"There are various purposes for all the numbers," says Ken Paterson, vice president of research operations and director, credit advisory service at Mercator Advisory Group. "All of these numbers make up your account number."

Paterson says there's "a lot of intelligence embedded in the first six digits." These numbers make up what's called the IIN, or Issuer ID Number and contain a lot of information including the card network on which the card is issued, what bank has issued the card and within the card network, what type of card it is, be it credit, debit, prepaid or a premium card.

All of the card networks have assigned numbers. The first digit is called the Major Industry Identifier and signifies the industry of the card issuer. The identifiers go from zero to nine and encompass various industries. If the card starts with a three, it's a travel and entertainment and financial services identifier, which is how American Express is classified. A four or five is from a banking and financial institution. If the card starts with a seven, it's a gas card.

The following digits then break down even further which type of card you have. If your card starts with a 51 to 55, you've got a MasterCard. Discover Cards have several designators, but if your card starts with a 6011, that's a way to tell you have Discover. Visas start with a four, and American Express cards start with a 34 or 37.
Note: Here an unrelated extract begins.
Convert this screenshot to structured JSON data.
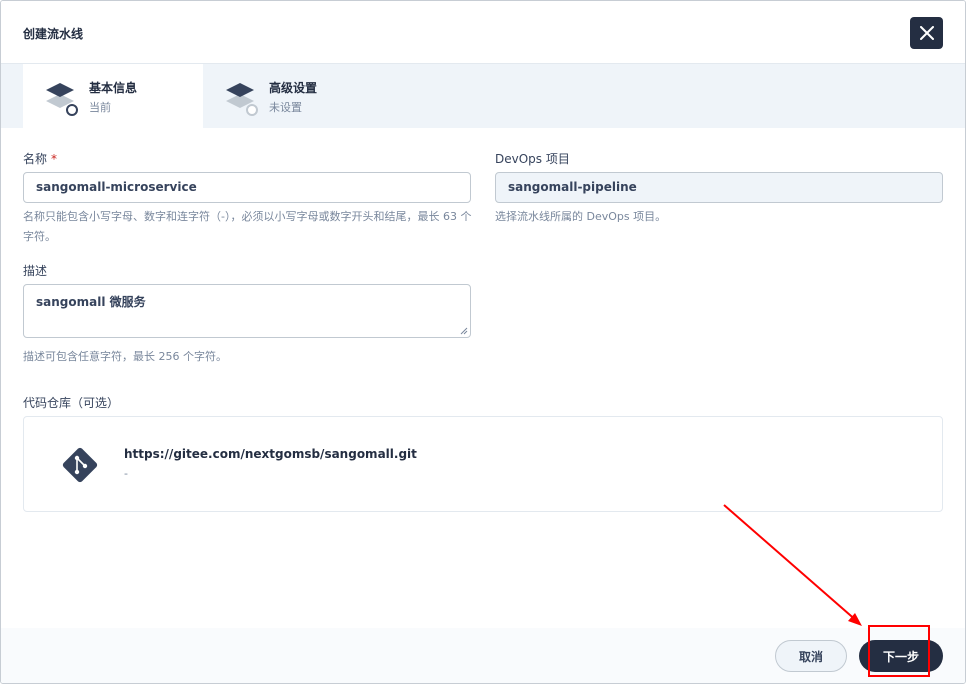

Beyond that, the digits do more to help each transaction route to the correct place. When the card is swiped, the system looks at each number in the IIN and is able to route the transaction to the correct card network and bank so that the bank can authorize the transaction.
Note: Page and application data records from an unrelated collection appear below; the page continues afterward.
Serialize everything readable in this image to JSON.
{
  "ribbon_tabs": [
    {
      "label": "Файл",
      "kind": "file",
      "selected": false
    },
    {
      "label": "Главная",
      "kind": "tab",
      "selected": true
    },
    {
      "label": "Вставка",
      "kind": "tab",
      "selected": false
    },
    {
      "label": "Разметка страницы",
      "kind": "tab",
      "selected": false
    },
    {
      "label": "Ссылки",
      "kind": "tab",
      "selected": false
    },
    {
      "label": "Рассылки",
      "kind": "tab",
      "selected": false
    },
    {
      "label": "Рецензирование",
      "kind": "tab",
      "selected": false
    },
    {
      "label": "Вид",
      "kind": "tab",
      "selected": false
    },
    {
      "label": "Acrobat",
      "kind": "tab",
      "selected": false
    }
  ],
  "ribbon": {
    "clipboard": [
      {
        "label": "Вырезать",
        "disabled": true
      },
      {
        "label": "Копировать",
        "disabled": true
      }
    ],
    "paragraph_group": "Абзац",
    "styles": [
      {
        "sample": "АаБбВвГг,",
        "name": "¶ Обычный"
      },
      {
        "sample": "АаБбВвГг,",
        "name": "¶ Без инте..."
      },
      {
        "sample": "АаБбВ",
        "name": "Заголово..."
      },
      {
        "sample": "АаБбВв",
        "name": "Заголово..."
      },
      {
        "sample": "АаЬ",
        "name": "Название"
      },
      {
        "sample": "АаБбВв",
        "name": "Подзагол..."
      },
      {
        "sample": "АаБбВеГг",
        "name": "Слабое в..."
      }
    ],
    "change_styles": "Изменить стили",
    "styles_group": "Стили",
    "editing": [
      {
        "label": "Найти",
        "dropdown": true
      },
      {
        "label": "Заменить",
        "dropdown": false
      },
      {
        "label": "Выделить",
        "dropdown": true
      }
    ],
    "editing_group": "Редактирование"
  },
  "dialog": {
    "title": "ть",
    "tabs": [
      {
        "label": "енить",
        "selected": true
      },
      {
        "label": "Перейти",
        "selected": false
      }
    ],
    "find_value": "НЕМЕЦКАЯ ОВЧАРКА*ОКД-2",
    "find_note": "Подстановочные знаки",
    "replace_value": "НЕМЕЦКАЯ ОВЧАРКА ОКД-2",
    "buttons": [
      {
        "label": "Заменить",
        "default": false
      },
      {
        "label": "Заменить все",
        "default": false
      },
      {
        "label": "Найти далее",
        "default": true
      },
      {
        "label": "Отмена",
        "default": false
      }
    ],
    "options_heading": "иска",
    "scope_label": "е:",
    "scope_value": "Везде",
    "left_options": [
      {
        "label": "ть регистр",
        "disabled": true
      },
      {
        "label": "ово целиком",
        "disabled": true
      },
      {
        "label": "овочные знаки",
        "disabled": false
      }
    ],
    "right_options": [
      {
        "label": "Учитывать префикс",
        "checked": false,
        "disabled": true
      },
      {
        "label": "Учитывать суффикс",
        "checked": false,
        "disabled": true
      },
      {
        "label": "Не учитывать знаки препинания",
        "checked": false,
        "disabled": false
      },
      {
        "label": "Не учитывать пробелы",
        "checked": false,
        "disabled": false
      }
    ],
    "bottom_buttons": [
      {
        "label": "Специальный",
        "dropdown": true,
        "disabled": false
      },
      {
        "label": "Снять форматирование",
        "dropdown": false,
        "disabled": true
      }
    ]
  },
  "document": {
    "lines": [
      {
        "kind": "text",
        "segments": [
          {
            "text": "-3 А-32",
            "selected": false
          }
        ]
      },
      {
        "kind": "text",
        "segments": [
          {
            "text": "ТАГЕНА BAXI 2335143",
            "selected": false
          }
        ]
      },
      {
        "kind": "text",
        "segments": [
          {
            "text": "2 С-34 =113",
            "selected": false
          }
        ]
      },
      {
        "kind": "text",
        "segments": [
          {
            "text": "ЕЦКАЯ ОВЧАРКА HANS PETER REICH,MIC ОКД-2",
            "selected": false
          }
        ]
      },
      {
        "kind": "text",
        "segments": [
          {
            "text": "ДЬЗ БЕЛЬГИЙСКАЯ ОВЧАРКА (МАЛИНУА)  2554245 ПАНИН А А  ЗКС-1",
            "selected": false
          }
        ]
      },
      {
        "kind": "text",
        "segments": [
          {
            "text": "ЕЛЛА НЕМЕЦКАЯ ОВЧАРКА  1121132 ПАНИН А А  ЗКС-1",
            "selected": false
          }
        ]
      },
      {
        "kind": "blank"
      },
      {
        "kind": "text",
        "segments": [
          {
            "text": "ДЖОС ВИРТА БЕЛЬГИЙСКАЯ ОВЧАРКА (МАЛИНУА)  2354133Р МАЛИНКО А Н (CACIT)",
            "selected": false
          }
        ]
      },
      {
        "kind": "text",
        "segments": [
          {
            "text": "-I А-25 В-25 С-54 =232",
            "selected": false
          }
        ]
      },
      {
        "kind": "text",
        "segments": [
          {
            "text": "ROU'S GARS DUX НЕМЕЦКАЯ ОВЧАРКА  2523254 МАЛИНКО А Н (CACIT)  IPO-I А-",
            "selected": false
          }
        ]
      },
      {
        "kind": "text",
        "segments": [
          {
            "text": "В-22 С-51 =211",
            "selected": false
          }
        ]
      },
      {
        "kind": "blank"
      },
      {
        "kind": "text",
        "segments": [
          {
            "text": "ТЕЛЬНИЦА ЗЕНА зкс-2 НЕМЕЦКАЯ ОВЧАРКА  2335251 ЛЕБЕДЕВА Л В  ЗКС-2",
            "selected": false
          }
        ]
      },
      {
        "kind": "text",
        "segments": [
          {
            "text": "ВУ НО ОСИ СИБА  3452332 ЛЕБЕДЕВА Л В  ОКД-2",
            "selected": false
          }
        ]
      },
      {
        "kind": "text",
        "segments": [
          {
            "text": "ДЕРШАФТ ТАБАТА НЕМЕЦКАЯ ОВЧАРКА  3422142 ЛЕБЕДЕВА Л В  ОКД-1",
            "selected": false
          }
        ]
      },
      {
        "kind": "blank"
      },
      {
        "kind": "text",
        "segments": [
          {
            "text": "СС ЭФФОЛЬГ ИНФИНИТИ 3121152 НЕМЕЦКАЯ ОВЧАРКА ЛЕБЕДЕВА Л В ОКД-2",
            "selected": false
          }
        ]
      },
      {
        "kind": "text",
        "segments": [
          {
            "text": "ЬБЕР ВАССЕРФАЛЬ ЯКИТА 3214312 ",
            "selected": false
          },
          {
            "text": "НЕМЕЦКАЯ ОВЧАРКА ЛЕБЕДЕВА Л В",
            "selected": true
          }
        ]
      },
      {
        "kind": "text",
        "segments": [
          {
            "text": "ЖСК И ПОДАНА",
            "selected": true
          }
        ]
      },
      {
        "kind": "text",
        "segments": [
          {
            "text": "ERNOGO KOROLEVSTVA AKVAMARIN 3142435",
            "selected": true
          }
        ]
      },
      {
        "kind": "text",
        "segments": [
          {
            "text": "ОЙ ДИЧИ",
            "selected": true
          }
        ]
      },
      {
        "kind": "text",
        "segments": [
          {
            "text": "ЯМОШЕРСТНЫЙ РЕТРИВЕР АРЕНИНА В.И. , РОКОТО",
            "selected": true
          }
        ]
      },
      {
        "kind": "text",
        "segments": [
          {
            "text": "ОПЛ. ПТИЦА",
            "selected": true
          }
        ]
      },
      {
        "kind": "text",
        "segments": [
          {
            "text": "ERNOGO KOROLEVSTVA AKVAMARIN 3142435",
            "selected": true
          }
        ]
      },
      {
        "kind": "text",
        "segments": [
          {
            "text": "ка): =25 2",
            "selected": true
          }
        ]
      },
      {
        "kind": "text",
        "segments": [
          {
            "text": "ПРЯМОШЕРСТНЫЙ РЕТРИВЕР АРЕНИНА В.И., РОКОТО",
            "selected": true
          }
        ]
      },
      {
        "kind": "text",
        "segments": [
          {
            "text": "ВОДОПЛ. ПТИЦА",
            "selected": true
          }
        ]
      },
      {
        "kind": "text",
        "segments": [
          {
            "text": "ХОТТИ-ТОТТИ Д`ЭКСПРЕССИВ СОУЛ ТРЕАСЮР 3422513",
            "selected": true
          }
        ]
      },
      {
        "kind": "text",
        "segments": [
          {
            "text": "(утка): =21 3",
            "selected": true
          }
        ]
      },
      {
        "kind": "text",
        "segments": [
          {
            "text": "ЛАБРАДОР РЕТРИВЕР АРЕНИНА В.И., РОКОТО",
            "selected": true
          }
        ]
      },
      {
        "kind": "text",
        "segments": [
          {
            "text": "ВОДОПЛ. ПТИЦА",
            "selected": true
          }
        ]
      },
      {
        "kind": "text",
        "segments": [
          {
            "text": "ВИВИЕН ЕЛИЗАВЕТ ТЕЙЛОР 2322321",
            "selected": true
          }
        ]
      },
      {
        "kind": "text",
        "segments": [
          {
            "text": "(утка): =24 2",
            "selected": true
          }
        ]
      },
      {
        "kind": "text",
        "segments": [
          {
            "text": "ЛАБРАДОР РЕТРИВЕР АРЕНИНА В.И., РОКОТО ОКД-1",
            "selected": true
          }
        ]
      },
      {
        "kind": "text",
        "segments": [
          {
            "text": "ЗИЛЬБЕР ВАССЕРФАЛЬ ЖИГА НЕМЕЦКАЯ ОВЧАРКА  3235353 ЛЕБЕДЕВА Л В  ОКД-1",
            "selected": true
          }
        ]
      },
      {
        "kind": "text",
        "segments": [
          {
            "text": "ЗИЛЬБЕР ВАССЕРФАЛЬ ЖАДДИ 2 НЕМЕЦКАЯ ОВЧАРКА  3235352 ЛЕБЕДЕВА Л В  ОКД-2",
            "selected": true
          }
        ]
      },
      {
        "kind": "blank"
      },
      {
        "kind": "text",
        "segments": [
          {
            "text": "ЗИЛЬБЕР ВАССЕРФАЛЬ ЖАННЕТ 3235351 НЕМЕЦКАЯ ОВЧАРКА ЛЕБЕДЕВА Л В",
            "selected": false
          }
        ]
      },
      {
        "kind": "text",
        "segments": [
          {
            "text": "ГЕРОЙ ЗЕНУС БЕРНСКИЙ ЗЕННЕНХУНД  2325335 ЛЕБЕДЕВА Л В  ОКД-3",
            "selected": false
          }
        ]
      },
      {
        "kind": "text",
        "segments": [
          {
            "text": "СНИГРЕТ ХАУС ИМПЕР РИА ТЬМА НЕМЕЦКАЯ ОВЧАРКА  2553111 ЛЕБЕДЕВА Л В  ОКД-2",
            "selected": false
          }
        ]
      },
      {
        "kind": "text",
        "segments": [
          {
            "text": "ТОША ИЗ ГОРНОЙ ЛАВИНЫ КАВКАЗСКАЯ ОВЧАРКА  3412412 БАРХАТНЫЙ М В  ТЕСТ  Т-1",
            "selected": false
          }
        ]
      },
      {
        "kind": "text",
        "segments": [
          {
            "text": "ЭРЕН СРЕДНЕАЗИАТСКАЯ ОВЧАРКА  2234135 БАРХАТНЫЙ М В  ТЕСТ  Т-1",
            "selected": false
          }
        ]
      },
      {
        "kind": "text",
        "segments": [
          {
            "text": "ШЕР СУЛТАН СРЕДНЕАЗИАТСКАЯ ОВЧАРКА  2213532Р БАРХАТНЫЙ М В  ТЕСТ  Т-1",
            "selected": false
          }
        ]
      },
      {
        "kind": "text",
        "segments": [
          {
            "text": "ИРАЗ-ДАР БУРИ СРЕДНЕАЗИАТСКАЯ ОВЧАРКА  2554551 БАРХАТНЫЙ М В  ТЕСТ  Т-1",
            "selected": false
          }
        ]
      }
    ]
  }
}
In order for these numbers to function the way they do, they follow a standard created by the International Organization for Standardization. In the United States, the American Bankers Association is responsible for managing all bankcard numbers. "One element [for the standardization] is interoperability. It's a standardized account number that can be used in standard merchant systems," says Paterson.

The back of a credit card contains a magnetic stripe that contains account information, as well as security information. "There's a lot of data on the magnetic that the consumer can't see directly," says Paterson.

The back of the card also contains security features, including two security numbers known as CVV 1 and CVV 2. CVV stands for Card Verification Value and is a way to offer more security to the cardholder. The CVV 1 is encoded on the magnetic stripe and is checked during in-person transactions.

The CVV 2 number is the three-digit number located in the signature box on the back of the card. In the case of American Express, this is called the Card Identification number (CID) and is the four-digit number printed on the front of the card, above and to the right of the account number. Because the CID is not embossed and is printed directly on the card, one must have actual possession of the card in order to give out this number.

"It provides an independent number that's associated with the 16-digit account number," says Paterson. A stolen transaction might have the account number and expiration date, but they wouldn't have the CVV 2 number. Whoever is doing the transaction has the card in front of them and can flip it over [to verify the CVV 2 number]," says Paterson.

The CVV 2 number is reserved for use in "card not present" situations, or whenever you're conducting a transaction over the phone or online. Being able to give out that card number is a sign that you actually have the card on your person, rather than it being used by someone who's stolen it.

While you may think that the numbers on your credit card are simply a random assortment of digits, they do server a purpose more than just being your account number. They provide the means to make your credit card purchases happen, and they also give your card extra security to give you peace of mind.